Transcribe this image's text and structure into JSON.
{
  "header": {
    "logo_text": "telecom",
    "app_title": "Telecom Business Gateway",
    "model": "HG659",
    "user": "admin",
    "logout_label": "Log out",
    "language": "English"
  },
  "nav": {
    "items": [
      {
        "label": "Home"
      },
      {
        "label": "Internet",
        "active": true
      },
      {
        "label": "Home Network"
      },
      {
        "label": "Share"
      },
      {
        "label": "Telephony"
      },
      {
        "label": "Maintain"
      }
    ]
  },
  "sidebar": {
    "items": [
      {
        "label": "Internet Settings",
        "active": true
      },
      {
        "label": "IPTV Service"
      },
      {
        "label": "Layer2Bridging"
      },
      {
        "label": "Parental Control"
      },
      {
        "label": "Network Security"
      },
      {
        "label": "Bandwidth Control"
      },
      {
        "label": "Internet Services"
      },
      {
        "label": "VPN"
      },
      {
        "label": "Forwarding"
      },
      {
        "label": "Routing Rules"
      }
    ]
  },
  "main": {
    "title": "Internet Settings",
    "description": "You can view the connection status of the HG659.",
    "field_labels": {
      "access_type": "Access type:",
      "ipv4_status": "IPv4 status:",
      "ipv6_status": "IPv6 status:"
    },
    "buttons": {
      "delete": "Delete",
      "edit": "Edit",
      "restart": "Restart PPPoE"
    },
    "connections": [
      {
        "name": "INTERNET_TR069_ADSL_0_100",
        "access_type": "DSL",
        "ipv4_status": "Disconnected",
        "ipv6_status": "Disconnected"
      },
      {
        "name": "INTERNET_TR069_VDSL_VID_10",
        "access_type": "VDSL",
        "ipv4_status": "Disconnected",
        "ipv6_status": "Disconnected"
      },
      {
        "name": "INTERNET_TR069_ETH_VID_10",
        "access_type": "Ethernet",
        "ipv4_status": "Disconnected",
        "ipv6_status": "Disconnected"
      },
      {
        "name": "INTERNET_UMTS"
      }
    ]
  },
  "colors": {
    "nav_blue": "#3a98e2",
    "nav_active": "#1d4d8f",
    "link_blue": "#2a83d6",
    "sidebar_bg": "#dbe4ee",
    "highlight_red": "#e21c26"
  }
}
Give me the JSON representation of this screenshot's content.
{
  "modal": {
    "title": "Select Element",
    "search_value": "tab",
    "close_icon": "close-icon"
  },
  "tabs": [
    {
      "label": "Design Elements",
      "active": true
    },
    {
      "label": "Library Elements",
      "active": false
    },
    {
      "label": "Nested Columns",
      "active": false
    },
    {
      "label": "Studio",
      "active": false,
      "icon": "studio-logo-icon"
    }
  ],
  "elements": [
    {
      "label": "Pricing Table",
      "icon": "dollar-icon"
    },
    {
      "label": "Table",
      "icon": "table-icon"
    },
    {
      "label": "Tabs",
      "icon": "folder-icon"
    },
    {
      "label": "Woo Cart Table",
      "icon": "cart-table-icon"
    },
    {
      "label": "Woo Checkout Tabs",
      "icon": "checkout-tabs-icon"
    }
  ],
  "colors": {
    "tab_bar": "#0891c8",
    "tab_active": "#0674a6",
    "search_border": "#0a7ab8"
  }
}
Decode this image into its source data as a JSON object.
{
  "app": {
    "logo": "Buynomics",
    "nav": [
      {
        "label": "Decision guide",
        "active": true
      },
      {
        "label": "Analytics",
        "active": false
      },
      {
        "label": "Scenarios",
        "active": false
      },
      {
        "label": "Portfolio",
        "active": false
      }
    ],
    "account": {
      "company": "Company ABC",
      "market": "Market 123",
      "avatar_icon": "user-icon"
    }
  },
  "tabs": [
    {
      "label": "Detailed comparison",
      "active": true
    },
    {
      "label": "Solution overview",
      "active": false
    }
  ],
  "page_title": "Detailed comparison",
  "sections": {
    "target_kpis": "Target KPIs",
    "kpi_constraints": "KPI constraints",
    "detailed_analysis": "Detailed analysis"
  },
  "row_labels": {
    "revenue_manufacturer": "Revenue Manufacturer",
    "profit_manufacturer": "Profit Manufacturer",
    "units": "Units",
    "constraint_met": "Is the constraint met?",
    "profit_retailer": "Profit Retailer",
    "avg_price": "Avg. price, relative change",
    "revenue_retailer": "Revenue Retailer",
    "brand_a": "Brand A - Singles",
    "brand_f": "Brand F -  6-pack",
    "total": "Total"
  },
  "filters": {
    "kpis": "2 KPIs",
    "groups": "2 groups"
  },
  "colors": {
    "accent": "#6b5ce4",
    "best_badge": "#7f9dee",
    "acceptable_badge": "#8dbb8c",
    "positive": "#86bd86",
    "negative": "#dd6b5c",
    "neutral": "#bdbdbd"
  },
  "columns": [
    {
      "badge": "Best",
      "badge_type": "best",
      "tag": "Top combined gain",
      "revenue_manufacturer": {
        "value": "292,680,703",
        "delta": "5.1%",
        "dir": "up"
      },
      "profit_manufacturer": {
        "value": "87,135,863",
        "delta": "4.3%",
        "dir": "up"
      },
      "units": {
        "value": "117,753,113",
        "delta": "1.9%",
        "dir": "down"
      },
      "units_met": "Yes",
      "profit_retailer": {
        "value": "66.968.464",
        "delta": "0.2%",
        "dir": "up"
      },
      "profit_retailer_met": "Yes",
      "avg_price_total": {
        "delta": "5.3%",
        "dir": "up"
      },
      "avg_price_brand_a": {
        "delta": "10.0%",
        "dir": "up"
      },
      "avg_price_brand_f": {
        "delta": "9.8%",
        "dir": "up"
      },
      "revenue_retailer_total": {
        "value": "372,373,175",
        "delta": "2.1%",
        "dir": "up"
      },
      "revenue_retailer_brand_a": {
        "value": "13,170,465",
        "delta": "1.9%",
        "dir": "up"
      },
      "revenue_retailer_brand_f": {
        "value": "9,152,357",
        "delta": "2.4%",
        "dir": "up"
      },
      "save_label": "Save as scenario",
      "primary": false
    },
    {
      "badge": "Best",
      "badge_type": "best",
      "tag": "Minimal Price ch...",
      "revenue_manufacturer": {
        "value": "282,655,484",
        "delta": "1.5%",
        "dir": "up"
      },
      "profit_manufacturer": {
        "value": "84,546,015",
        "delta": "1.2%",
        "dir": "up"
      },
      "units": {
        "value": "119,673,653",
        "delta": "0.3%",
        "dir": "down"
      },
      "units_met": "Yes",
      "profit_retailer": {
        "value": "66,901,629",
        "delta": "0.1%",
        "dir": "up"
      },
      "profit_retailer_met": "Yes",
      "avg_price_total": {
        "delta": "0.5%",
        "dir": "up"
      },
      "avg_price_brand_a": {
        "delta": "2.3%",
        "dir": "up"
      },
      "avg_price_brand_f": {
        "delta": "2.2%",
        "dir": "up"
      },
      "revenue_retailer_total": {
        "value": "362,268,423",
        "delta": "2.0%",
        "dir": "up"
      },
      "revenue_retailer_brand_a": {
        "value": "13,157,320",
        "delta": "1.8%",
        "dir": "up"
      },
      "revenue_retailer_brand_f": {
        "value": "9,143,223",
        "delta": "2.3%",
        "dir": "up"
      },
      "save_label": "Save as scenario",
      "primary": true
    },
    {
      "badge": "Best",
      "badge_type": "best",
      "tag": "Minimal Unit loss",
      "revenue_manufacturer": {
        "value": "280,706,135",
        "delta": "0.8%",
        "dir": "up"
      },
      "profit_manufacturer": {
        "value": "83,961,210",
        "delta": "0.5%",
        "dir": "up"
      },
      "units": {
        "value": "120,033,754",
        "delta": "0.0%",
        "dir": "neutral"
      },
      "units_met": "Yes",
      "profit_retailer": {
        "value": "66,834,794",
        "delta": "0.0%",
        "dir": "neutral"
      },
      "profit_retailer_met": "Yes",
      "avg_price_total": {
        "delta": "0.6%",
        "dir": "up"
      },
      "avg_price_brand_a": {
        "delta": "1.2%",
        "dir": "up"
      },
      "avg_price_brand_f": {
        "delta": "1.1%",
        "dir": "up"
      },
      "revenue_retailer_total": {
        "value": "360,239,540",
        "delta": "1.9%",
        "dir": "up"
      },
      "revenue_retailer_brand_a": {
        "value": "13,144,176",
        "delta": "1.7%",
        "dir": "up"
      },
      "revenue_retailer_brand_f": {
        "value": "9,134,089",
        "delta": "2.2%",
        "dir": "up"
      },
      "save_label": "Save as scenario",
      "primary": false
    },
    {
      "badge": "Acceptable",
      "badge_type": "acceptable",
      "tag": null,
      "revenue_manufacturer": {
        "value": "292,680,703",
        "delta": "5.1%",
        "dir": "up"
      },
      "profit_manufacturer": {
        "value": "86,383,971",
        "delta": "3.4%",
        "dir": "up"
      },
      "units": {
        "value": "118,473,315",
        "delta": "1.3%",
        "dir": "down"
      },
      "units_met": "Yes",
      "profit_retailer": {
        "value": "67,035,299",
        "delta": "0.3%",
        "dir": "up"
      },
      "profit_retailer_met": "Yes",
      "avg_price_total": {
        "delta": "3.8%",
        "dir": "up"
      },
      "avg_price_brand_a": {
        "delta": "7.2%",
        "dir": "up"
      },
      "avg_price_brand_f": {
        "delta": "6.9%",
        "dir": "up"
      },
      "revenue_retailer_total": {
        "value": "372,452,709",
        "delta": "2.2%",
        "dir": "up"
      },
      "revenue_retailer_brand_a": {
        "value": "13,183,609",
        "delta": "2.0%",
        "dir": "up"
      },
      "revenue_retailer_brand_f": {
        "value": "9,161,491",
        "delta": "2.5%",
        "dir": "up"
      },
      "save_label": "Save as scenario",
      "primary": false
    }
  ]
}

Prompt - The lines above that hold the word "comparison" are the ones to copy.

Response -
      "label": "Detailed comparison",
  "page_title": "Detailed comparison",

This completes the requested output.